A female member of the outlawed Kurdistan Workers Party (PKK) was one of two suspected perpetrators of a car bombing that killed 37 people in the Turkish capital Ankara, security officials said yesterday.
Sunday’s attack, tearing through a crowded transport hub a few hundred metres from the justice and interior ministeries, was the second such strike at the administrative heart of the city in under a month.
Evidence has been obtained that one of the bombers was a female member of the PKK who joined the militant group in 2013, the security officials said. She was born in 1992 and from the eastern Turkish city of Kars, they said.
Violence has spiralled in Turkey’s predominantly Kurdish southeast since a two-and-a-half-year ceasefire with the PKK collapsed in July. But the militants, who say they are fighting for Kurdish autonomy, have largely focused attacks on the security forces in southeastern towns, many of which have been under curfew.
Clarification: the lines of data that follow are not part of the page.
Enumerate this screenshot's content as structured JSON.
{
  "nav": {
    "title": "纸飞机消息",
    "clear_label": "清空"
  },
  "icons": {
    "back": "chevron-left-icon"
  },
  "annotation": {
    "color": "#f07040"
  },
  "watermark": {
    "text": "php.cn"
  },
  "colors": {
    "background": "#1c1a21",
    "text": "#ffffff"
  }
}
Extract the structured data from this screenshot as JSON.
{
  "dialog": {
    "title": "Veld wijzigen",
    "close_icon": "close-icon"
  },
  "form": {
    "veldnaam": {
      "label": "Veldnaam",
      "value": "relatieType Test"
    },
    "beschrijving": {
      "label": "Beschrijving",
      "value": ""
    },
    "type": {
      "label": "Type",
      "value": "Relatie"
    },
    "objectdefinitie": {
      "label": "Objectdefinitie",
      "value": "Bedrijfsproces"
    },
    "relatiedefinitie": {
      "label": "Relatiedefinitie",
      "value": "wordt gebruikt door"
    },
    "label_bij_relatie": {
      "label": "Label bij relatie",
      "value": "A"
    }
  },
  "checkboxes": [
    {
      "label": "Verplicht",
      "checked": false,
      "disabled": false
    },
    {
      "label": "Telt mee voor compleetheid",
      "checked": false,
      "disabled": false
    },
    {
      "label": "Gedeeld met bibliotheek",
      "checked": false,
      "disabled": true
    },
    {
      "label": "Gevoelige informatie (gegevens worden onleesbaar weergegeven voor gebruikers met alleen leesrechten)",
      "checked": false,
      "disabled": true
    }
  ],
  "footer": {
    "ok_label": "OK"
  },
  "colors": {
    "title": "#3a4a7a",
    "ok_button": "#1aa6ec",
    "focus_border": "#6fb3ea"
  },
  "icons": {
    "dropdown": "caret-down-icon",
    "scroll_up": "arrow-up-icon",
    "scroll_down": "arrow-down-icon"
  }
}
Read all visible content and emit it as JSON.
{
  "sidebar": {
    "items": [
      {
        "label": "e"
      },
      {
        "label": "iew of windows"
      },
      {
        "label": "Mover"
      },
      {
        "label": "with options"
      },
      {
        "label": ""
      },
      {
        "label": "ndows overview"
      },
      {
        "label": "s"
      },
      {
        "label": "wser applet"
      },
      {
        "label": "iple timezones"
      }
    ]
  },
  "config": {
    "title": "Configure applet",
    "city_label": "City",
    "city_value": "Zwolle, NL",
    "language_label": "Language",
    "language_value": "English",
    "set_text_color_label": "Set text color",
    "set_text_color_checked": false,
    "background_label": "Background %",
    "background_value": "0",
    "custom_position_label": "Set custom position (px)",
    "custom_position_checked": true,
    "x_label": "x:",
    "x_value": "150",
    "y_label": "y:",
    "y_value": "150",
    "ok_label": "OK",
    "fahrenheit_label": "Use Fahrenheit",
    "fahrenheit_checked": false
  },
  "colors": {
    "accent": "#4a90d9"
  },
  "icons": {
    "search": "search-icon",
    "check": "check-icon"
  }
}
Attacks in Ankara and in Istanbul over the last year, and the activity of Islamic State (IS) as well as Kurdish fighters, have raised concerns among Nato allies who see Turkey’s stability as vital to the containment of violence across its borders in Syria and Iraq. President Tayyip Erdogan is also eager to dispel any notion he is struggling to maintain security.
“With the power of our state and wisdom of our people, we will dig up the roots of this terror network which targets our unity and peace,” Foreign Minister Mevlut Cavusoglu said on Twitter.
Turkish warplanes bombed camps belonging to the PKK in northern Iraq early yesterday, the army said. A round-the-clock curfew was also imposed in the southeastern town of Sirnak in order to conduct operations against Kurdish militants there, the provincial governor’s office said.
Turkey’s government sees the unrest in its southeast as closely tied to the war in Syria, where a Kurdish militia has seized territory along the Turkish border as it battles IS militants and rebels fighting President Bashar al-Assad.
The government fears those gains are stoking Kurdish separatist ambitions at home and says Syrian Kurdish fighters share deep ideological and operational ties with the PKK. They also complicate relations with the US which sees the Syrian Kurds as an important ally in battling the IS.
A police source said hours after the explosion that there appeared to have been two attackers, a man and a woman, whose severed hand was found 300m from the blast site.
The explosives were the same kind as those used in a February 17 attack that killed 29 people, mostly soldiers, and the bomb had been packed with pellets and nails to cause maximum injury and damage, the source said.
As part of a US-led coalition fighting IS in neighbouring Syria and Iraq, Turkey faces multiple security threats.
IS militants have been blamed for at least four bomb attacks on Turkey since June last year, including a suicide bombing that killed 10 German tourists in the historic heart of Istanbul in January. Local jihadist groups and leftist radicals have also staged attacks in Turkey in the past.
Analysts said the deteriorating security situation was a concern for a country heavily dependent on tourism.
“Turkey’s political risk profile is rising gradually and the country is not yet safe for long-term investors,” Atilla Yesilada of Istanbul-based consultancy Global Source Partners said.
The PKK has historically struck directly at the security forces and does not target civilians. A direct claim of responsibility for Sunday’s bombing would indicate a major tactical shift.